··· Records for this task ···
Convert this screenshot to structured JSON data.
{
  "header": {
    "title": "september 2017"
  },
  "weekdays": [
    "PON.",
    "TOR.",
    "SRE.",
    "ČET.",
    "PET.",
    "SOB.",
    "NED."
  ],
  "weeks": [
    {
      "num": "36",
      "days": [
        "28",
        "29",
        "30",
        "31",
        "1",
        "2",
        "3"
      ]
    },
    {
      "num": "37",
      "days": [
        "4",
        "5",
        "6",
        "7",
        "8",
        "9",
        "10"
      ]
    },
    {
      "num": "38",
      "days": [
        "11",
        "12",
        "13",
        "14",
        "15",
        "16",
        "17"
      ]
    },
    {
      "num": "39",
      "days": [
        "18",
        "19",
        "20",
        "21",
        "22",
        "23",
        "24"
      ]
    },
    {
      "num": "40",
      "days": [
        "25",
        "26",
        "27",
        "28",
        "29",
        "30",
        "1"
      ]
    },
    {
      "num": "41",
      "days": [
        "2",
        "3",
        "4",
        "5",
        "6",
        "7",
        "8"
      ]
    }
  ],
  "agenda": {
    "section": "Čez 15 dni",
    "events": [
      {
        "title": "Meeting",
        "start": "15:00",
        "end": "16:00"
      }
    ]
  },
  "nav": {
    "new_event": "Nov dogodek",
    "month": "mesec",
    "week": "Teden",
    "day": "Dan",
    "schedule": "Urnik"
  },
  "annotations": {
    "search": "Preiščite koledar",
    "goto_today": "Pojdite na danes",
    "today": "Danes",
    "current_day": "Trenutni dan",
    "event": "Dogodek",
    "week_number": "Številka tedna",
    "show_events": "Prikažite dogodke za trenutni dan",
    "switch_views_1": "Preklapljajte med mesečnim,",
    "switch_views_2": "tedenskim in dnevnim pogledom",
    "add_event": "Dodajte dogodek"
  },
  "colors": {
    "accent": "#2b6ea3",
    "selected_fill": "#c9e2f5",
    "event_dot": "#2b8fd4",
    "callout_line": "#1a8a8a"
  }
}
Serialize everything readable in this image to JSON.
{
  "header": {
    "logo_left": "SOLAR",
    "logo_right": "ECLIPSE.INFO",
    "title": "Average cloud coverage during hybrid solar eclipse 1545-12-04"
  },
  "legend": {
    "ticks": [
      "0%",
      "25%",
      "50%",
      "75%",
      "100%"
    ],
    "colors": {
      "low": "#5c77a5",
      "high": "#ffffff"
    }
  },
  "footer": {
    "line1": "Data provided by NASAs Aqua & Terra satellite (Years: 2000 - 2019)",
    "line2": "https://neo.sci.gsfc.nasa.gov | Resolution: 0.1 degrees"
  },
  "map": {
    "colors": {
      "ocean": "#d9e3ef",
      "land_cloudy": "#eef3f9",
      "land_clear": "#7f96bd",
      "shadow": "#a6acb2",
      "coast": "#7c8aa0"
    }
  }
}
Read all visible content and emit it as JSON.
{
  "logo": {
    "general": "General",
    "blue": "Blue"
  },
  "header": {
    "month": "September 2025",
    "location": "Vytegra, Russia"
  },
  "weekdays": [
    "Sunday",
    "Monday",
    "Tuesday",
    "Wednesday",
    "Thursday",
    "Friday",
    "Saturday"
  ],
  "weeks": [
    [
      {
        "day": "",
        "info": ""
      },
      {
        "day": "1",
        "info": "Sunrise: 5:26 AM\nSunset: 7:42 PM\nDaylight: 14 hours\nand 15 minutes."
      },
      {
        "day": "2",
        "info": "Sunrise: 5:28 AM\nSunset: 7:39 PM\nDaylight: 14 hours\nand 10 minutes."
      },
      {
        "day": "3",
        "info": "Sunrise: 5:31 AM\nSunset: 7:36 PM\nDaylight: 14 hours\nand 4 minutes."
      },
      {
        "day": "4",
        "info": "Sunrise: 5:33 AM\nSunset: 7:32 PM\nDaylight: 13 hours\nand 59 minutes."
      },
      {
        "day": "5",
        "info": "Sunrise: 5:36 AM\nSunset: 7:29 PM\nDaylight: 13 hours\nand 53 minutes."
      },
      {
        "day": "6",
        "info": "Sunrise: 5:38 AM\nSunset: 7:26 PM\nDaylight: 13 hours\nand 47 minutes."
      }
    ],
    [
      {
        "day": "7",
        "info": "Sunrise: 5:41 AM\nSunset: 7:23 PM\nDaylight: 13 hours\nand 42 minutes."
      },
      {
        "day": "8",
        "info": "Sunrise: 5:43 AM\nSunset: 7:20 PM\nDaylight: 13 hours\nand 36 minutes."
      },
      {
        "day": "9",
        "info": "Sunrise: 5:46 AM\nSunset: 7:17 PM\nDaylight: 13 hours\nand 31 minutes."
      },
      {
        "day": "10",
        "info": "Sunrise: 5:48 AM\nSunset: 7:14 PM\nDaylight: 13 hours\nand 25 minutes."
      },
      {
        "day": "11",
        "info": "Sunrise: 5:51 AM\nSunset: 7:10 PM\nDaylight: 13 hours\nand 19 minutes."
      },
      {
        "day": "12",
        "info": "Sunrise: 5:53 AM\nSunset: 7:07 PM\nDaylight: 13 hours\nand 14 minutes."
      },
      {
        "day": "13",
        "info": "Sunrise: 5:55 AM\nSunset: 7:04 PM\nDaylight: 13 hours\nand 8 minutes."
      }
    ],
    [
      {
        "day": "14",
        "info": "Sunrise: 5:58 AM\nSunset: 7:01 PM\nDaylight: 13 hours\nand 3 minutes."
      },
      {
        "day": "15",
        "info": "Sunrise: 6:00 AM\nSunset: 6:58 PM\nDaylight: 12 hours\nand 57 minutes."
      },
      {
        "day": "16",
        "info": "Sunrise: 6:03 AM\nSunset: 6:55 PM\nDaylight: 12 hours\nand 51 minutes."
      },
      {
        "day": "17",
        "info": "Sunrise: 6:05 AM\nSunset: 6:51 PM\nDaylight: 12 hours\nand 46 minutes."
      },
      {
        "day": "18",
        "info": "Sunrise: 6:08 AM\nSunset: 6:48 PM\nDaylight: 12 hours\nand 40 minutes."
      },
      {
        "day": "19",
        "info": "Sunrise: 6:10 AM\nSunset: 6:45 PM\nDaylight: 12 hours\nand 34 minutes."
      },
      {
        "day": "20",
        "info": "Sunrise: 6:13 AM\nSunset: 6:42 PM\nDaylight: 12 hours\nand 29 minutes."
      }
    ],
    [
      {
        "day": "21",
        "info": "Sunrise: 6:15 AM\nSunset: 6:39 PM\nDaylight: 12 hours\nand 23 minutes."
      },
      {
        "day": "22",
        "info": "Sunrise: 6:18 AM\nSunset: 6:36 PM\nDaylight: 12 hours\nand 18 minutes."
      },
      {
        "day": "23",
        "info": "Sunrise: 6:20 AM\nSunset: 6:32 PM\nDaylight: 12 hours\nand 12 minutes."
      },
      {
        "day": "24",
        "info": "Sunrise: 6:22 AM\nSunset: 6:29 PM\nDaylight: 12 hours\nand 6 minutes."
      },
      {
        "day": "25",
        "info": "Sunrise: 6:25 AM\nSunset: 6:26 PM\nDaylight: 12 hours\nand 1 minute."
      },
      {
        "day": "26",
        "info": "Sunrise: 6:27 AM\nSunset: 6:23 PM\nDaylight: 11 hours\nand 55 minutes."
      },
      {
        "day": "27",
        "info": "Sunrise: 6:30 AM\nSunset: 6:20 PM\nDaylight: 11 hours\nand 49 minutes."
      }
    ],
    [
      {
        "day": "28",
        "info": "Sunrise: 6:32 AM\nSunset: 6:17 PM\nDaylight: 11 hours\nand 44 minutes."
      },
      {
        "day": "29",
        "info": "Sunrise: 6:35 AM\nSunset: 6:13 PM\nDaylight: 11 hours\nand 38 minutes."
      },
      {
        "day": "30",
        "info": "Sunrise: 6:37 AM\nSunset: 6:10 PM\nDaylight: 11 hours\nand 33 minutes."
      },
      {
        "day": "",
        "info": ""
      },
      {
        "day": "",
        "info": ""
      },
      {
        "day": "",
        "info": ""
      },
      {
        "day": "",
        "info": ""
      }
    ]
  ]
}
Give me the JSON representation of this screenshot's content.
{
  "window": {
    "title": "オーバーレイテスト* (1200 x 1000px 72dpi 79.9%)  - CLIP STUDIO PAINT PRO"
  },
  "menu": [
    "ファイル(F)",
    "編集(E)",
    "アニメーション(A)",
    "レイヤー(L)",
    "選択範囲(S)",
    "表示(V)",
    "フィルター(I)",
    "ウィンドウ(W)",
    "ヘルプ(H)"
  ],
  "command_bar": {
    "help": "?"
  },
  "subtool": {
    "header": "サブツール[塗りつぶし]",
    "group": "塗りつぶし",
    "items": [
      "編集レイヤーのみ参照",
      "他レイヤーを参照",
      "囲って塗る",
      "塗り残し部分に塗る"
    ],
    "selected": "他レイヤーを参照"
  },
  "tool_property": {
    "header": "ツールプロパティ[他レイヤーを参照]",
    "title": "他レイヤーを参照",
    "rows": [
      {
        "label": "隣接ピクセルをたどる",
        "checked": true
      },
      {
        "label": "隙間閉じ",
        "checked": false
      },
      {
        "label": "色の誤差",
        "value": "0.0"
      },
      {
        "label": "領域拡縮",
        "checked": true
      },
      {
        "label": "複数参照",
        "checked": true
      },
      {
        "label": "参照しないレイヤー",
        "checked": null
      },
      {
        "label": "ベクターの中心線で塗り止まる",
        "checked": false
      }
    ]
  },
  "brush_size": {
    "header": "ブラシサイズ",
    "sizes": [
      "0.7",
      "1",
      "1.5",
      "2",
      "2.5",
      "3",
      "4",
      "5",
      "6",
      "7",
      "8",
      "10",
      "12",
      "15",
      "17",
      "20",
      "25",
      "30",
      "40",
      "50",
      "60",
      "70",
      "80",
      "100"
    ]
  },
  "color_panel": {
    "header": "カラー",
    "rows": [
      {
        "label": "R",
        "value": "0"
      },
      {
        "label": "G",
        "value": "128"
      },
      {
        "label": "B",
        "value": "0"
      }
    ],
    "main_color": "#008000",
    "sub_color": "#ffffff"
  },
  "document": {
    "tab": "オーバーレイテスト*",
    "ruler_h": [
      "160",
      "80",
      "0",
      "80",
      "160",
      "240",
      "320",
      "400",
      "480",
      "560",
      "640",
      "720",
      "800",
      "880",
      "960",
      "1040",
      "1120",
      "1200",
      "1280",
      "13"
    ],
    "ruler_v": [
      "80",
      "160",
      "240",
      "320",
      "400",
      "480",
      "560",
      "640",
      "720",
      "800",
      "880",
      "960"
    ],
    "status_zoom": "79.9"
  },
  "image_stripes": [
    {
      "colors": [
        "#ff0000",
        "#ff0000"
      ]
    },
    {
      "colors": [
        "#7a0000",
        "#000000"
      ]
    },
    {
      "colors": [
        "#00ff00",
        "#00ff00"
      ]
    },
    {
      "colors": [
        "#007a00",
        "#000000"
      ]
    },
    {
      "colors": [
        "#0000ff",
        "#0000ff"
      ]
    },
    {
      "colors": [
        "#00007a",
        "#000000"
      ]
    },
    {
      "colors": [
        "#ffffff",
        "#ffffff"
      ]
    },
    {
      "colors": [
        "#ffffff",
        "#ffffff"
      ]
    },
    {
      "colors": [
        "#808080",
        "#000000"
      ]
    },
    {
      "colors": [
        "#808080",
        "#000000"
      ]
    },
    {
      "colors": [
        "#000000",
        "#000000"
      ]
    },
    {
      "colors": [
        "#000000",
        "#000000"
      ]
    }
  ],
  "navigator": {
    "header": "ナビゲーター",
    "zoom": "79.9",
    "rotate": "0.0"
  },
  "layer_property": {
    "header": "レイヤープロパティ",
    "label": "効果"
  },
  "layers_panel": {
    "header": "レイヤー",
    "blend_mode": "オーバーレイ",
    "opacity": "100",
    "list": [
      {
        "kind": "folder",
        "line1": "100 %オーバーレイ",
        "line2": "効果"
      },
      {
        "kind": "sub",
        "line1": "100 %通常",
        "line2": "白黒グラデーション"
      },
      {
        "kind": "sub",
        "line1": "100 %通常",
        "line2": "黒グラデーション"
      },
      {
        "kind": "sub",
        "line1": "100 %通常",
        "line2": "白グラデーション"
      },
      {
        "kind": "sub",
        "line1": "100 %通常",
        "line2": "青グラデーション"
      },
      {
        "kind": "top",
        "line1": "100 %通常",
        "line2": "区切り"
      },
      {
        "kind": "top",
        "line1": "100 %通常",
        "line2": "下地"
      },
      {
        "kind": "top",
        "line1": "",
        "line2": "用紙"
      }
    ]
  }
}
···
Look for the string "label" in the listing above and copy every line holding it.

        "label": "隣接ピクセルをたどる",
        "label": "隙間閉じ",
        "label": "色の誤差",
        "label": "領域拡縮",
        "label": "複数参照",
        "label": "参照しないレイヤー",
        "label": "ベクターの中心線で塗り止まる",
        "label": "R",
        "label": "G",
        "label": "B",
    "label": "効果"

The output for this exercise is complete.